Transportation, using fossil fuels for cars, trucks, ships, trains and of course planes, makes up 27% of the world's greenhouse gas emissions, according to the U.S. Environmental Protections Agency Environmental Protection Agency.
Passenger cars make up a majority of carbon emissions in the transportation industry at 45%. Trains and freight trucks are responsible for 29% and aviation is responsible for 11-12% of carbon emissions.
The United Nations has committed to reducing the worlds carbon emissions through using renewable sources, such as solar power, and wind power. The strategy to attack the worldwide problem at all angles includes reducing carbon emissions from as many aspects as we can.
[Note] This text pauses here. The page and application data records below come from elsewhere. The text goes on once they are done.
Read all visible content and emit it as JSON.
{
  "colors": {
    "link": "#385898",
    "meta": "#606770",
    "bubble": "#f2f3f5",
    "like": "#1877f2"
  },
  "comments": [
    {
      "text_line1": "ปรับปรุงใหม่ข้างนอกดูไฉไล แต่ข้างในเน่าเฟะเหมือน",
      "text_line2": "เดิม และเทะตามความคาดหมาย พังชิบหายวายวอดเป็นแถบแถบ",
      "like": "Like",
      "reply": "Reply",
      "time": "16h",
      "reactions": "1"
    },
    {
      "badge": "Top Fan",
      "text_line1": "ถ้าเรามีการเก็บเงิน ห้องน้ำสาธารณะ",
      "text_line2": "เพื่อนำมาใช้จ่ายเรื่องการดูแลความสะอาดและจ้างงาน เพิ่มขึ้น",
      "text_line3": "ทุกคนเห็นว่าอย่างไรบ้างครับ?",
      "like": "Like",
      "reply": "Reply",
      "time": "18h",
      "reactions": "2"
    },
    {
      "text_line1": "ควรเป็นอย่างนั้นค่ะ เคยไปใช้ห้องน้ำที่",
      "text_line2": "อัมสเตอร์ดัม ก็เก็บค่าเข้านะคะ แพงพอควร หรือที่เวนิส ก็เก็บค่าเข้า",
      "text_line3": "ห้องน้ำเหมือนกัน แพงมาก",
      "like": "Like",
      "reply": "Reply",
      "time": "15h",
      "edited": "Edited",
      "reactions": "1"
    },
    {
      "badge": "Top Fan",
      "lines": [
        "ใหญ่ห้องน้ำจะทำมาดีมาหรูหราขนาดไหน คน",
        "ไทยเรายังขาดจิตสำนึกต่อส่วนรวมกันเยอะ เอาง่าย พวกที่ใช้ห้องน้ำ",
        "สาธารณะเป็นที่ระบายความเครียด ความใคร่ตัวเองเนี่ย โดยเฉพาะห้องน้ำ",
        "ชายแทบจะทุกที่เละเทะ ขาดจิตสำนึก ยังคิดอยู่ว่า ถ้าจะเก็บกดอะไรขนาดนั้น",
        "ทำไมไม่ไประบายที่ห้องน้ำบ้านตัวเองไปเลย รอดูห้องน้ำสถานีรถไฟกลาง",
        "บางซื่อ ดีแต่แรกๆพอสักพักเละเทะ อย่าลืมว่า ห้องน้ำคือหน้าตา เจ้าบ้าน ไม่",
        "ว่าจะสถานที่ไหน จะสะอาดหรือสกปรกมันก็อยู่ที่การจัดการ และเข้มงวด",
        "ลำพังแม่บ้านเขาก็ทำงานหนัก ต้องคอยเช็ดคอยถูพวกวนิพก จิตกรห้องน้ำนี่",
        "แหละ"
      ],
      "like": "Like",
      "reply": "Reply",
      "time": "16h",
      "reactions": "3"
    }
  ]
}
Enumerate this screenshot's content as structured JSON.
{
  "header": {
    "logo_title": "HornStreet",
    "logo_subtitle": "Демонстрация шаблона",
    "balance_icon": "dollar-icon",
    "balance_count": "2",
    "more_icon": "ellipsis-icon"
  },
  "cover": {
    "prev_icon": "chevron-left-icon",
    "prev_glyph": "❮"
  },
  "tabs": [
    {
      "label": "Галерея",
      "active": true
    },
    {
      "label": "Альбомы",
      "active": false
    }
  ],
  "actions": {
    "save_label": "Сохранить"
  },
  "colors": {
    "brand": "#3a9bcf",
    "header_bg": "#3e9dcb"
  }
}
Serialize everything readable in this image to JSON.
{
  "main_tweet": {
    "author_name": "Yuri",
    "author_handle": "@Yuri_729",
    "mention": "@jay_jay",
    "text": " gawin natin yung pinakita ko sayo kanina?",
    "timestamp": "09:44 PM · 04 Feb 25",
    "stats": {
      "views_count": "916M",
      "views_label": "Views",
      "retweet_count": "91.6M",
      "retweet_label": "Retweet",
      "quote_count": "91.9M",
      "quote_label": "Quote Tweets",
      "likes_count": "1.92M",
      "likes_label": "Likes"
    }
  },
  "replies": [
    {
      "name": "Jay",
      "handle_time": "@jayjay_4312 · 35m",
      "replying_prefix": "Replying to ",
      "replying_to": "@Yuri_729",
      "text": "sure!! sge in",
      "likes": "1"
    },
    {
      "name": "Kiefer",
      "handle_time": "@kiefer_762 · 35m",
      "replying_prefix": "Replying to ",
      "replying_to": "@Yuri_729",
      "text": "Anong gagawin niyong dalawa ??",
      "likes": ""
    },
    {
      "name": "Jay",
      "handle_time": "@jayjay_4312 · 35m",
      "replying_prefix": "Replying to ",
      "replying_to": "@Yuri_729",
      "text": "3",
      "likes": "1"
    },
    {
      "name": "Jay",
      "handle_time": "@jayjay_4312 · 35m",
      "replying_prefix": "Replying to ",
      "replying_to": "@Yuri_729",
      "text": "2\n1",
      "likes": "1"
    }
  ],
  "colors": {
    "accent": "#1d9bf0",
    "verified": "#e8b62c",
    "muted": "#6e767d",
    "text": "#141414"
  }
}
The electric car did not catch on until recently, but it was first invented in 19th century. It was plagued by a problem as the battery couldn't compete with the horsepower of the gas-powered car. Gas-powered cars would take center stage and have been the mainstay in the automobile industry.
Now, at the forefront is a world facing a climate crisis, the automobile industry is pushing to get electric cars to the masses and make it appealing and affordable.
Electric Trains also were invented in the 1800’s, and by the 1930’s they were becoming more popular. They were replacing steam powered trains in many cases, along with diesel trains replacing steam as well. The main delay in using electric trains was it was a massive undertaking to change the existing railway infrastructure. The push to get electric trains is not only because they will be more efficient and reliable, but they will produce less carbon emissions.
Planes haven’t been on the forefront of the public's eye when it comes to reducing carbon emissions, but it has been in the works anyway. Leaders in the aviation emission reduction is Denmark and Sweden, as they plan to make all domestic flights fossil fuel free by 2030. U.S. airlines plan to begin using electric planes by 2026.
United Airlines to Reduce Carbon Emissions with Purchase
United Airlines (UAL) - Get Free Report made a deal with Heart Aerospace in 2021 to acquire 100 plans with a seating capacity of 19 passengers each. These smaller planes would replace the small regional flights around the nation. This is the U.S. airlines' first major step towards reducing carbon emissions. These smaller planes were supposed to be able to fly up to 250 miles in one flight and would have been ready to begin flight testing by 2026.
Heart Aerospace changed its ES-19 to the ES-30, and with the design change it will be able to accommodate 30 passengers. However, it would only be able to travel 125 miles, instead of the 250 it originally claimed it would be able to travel. This distance will still work for most regional commuter flights.
Air Canada Makes a Commitment to Buy
Canada is working toward a countrywide goal of transitioning to net-zero emissions by 2050. Heart Aerospace and Air Canada (ACDVF) have reached a purchase agreement for Air Canada to purchase 30 of Heart Aerospace's ES-30 battery powered aircraft.
Heart Aerospace, a Swedish company manufacturing the ES-30 Electric-Hybrid aircraft, will create zero emissions and will be less noisy than current aircraft. Air Canada, the country’s largest airline, plans for these hybrid-electric aircraft to start taking commercial flights by 2028.
Air Canada has a vested interest in the success of Heart Aerospace, as it has a $5 million stake in the company. Other notable investors in Heart Aerospace are United Airlines Ventures, Mesa Airlines operated by Mesa Air Group (MESA) - Get Free Report, and Breakthrough Energy Ventures, founded by Bill Gates. Saab (SAABF) has also invested $5 million into Heart Aerospace.
The challenge has always been about creating enough power to make meaningful flights. These hybrid-electric aircrafts will be less expensive to service, and they will be quieter thus reducing noise pollution. The lower cost in maintenance could also lead to lower flight costs. The challenge in physics involved in designing electric planes is the size and weight of the batteries needed to operate the planes.